● **What is being asked**: Only the number is wanted: state how many lines of the data below contain the word "name".

+ + + +

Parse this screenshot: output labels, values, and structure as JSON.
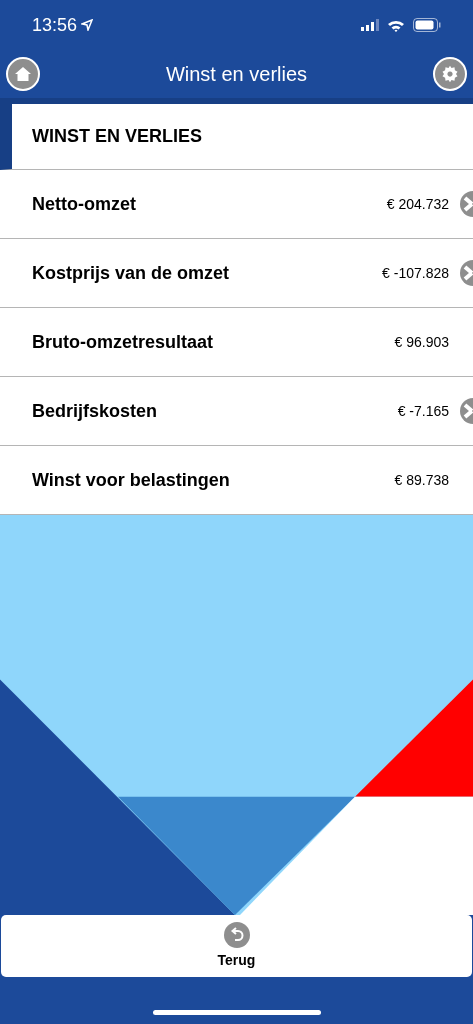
{
  "status_bar": {
    "time": "13:56"
  },
  "nav_bar": {
    "title": "Winst en verlies"
  },
  "section": {
    "title": "WINST EN VERLIES"
  },
  "rows": [
    {
      "label": "Netto-omzet",
      "value": "€ 204.732",
      "has_detail": true
    },
    {
      "label": "Kostprijs van de omzet",
      "value": "€ -107.828",
      "has_detail": true
    },
    {
      "label": "Bruto-omzetresultaat",
      "value": "€ 96.903",
      "has_detail": false
    },
    {
      "label": "Bedrijfskosten",
      "value": "€ -7.165",
      "has_detail": true
    },
    {
      "label": "Winst voor belastingen",
      "value": "€ 89.738",
      "has_detail": false
    }
  ],
  "footer": {
    "button": "Terug"
  }
}
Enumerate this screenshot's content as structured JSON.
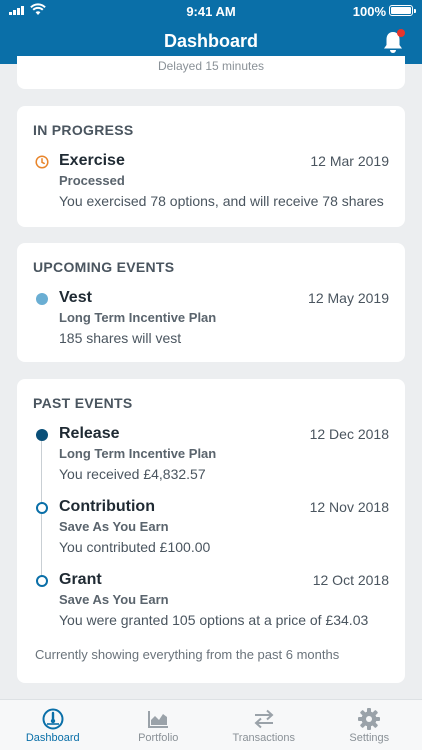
{
  "status_bar": {
    "time": "9:41 AM",
    "battery": "100%"
  },
  "header": {
    "title": "Dashboard"
  },
  "top_card": {
    "faded_text": "Delayed 15 minutes"
  },
  "in_progress": {
    "title": "IN PROGRESS",
    "events": [
      {
        "name": "Exercise",
        "date": "12 Mar 2019",
        "sub": "Processed",
        "desc": "You exercised 78 options, and will receive 78 shares",
        "marker": "clock-icon"
      }
    ]
  },
  "upcoming": {
    "title": "UPCOMING EVENTS",
    "events": [
      {
        "name": "Vest",
        "date": "12 May 2019",
        "sub": "Long Term Incentive Plan",
        "desc": "185 shares will vest",
        "marker": "light"
      }
    ]
  },
  "past": {
    "title": "PAST EVENTS",
    "events": [
      {
        "name": "Release",
        "date": "12 Dec 2018",
        "sub": "Long Term Incentive Plan",
        "desc": "You received £4,832.57",
        "marker": "filled"
      },
      {
        "name": "Contribution",
        "date": "12 Nov 2018",
        "sub": "Save As You Earn",
        "desc": "You contributed £100.00",
        "marker": "hollow"
      },
      {
        "name": "Grant",
        "date": "12 Oct 2018",
        "sub": "Save As You Earn",
        "desc": "You were granted 105 options at a price of £34.03",
        "marker": "hollow"
      }
    ],
    "footnote": "Currently showing everything from the past 6 months"
  },
  "tabs": [
    {
      "label": "Dashboard",
      "icon": "gauge-icon",
      "active": true
    },
    {
      "label": "Portfolio",
      "icon": "chart-icon",
      "active": false
    },
    {
      "label": "Transactions",
      "icon": "transfer-arrows-icon",
      "active": false
    },
    {
      "label": "Settings",
      "icon": "gear-icon",
      "active": false
    }
  ],
  "colors": {
    "brand": "#0a6fa8",
    "accent_orange": "#e8852b",
    "notification": "#e8342b"
  }
}
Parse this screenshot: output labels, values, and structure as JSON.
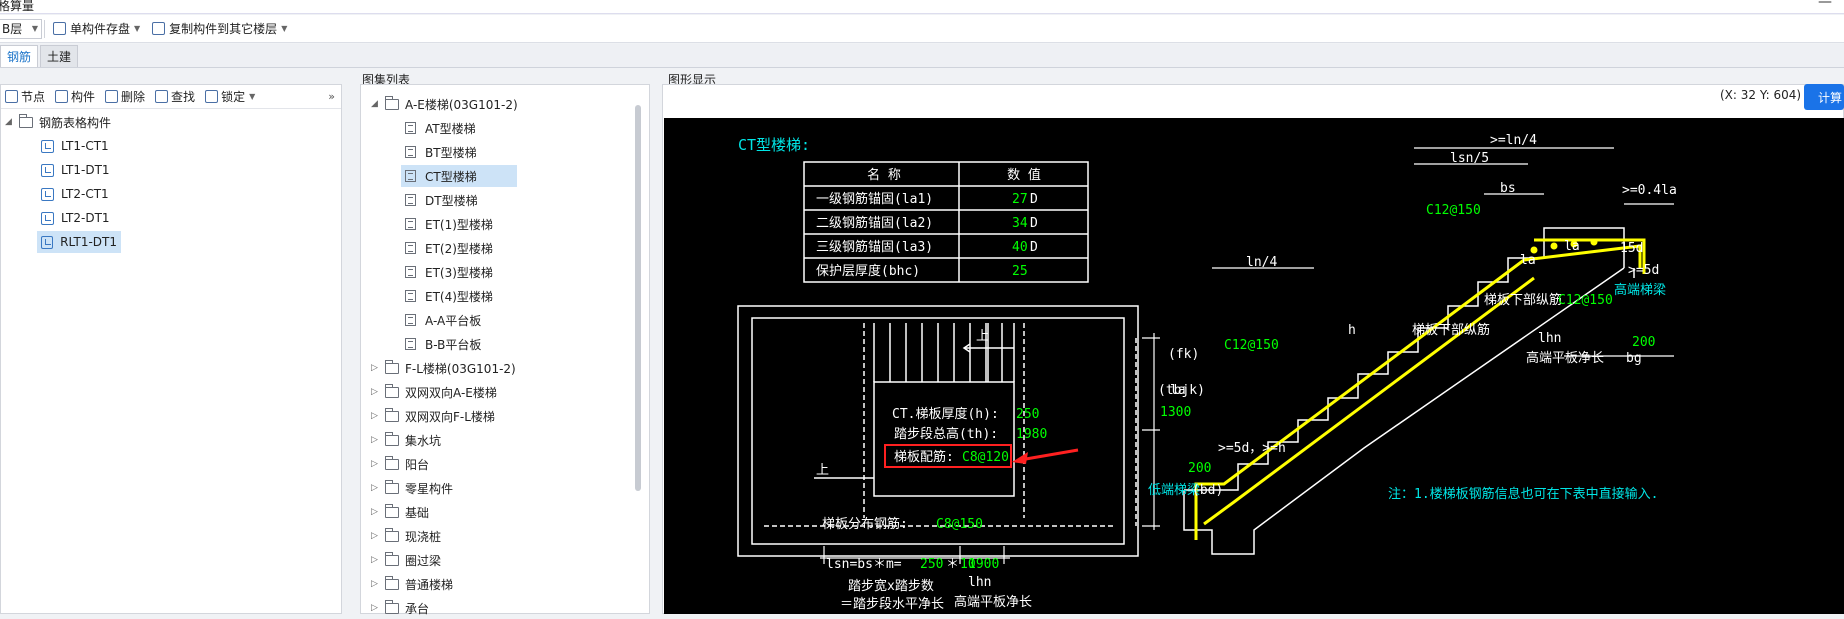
{
  "window": {
    "title": "格算量",
    "minimize": "—"
  },
  "toolbar": {
    "floor": "B层",
    "save_label": "单构件存盘",
    "copy_label": "复制构件到其它楼层"
  },
  "tabs": [
    {
      "label": "钢筋"
    },
    {
      "label": "土建"
    }
  ],
  "left_panel": {
    "tools": {
      "node": "节点",
      "component": "构件",
      "delete": "删除",
      "find": "查找",
      "lock": "锁定",
      "collapse": "»"
    },
    "root": "钢筋表格构件",
    "items": [
      "LT1-CT1",
      "LT1-DT1",
      "LT2-CT1",
      "LT2-DT1",
      "RLT1-DT1"
    ],
    "selected_index": 4
  },
  "atlas_panel": {
    "label": "图集列表",
    "groups": [
      {
        "label": "A-E楼梯(03G101-2)",
        "expanded": true
      },
      {
        "label": "F-L楼梯(03G101-2)"
      },
      {
        "label": "双网双向A-E楼梯"
      },
      {
        "label": "双网双向F-L楼梯"
      },
      {
        "label": "集水坑"
      },
      {
        "label": "阳台"
      },
      {
        "label": "零星构件"
      },
      {
        "label": "基础"
      },
      {
        "label": "现浇桩"
      },
      {
        "label": "圈过梁"
      },
      {
        "label": "普通楼梯"
      },
      {
        "label": "承台"
      }
    ],
    "children": [
      "AT型楼梯",
      "BT型楼梯",
      "CT型楼梯",
      "DT型楼梯",
      "ET(1)型楼梯",
      "ET(2)型楼梯",
      "ET(3)型楼梯",
      "ET(4)型楼梯",
      "A-A平台板",
      "B-B平台板"
    ],
    "selected_child": 2
  },
  "graphic_panel": {
    "label": "图形显示",
    "coords": "(X: 32 Y: 604)",
    "calc_button": "计算"
  },
  "drawing": {
    "title": "CT型楼梯:",
    "table_headers": [
      "名  称",
      "数  值"
    ],
    "table_rows": [
      {
        "name": "一级钢筋锚固(la1)",
        "value": "27",
        "unit": "D"
      },
      {
        "name": "二级钢筋锚固(la2)",
        "value": "34",
        "unit": "D"
      },
      {
        "name": "三级钢筋锚固(la3)",
        "value": "40",
        "unit": "D"
      },
      {
        "name": "保护层厚度(bhc)",
        "value": "25",
        "unit": ""
      }
    ],
    "plan": {
      "up1": "上",
      "up2": "上",
      "thickness_label": "CT.梯板厚度(h):",
      "thickness_value": "250",
      "height_label": "踏步段总高(th):",
      "height_value": "1980",
      "rebar_label": "梯板配筋:",
      "rebar_value": "C8@120",
      "fk": "(fk)",
      "tbjk": "(tbjk)",
      "tbjk_value": "1300",
      "lsn_label": "lsn=bs＊m=",
      "bs_value": "250",
      "times": "＊",
      "m_value": "10",
      "lhn_value": "1900",
      "lhn": "lhn",
      "step_desc1": "踏步宽x踏步数",
      "step_desc2": "＝踏步段水平净长",
      "high_plate": "高端平板净长",
      "dist_label": "梯板分布钢筋:",
      "dist_value": "C8@150"
    },
    "section": {
      "ln4_top": ">=ln/4",
      "lsn5": "lsn/5",
      "bs": "bs",
      "ge04la": ">=0.4la",
      "c12_top": "C12@150",
      "la1": "la",
      "la2": "la",
      "d15": "15d",
      "ge5d_r": ">=5d",
      "high_beam": "高端梯梁",
      "ln4": "ln/4",
      "lower_long": "梯板下部纵筋",
      "lower_long2": "梯板下部纵筋",
      "lower_long2_val": "C12@150",
      "h": "h",
      "c12_left": "C12@150",
      "lhn": "lhn",
      "lhn_val": "200",
      "bg": "bg",
      "high_plate_len": "高端平板净长",
      "la_left": "la",
      "ge5d": ">=5d，>=h",
      "bottom_val": "200",
      "low_beam": "低端梯梁",
      "bd": "(bd)",
      "note": "注：1.楼梯板钢筋信息也可在下表中直接输入."
    }
  },
  "colors": {
    "accent": "#1a73e8",
    "cad_green": "#00ff00",
    "cad_cyan": "#00e5e5",
    "cad_yellow": "#ffff00",
    "highlight_red": "#ff2020"
  }
}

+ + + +

● **Exercise response**: 9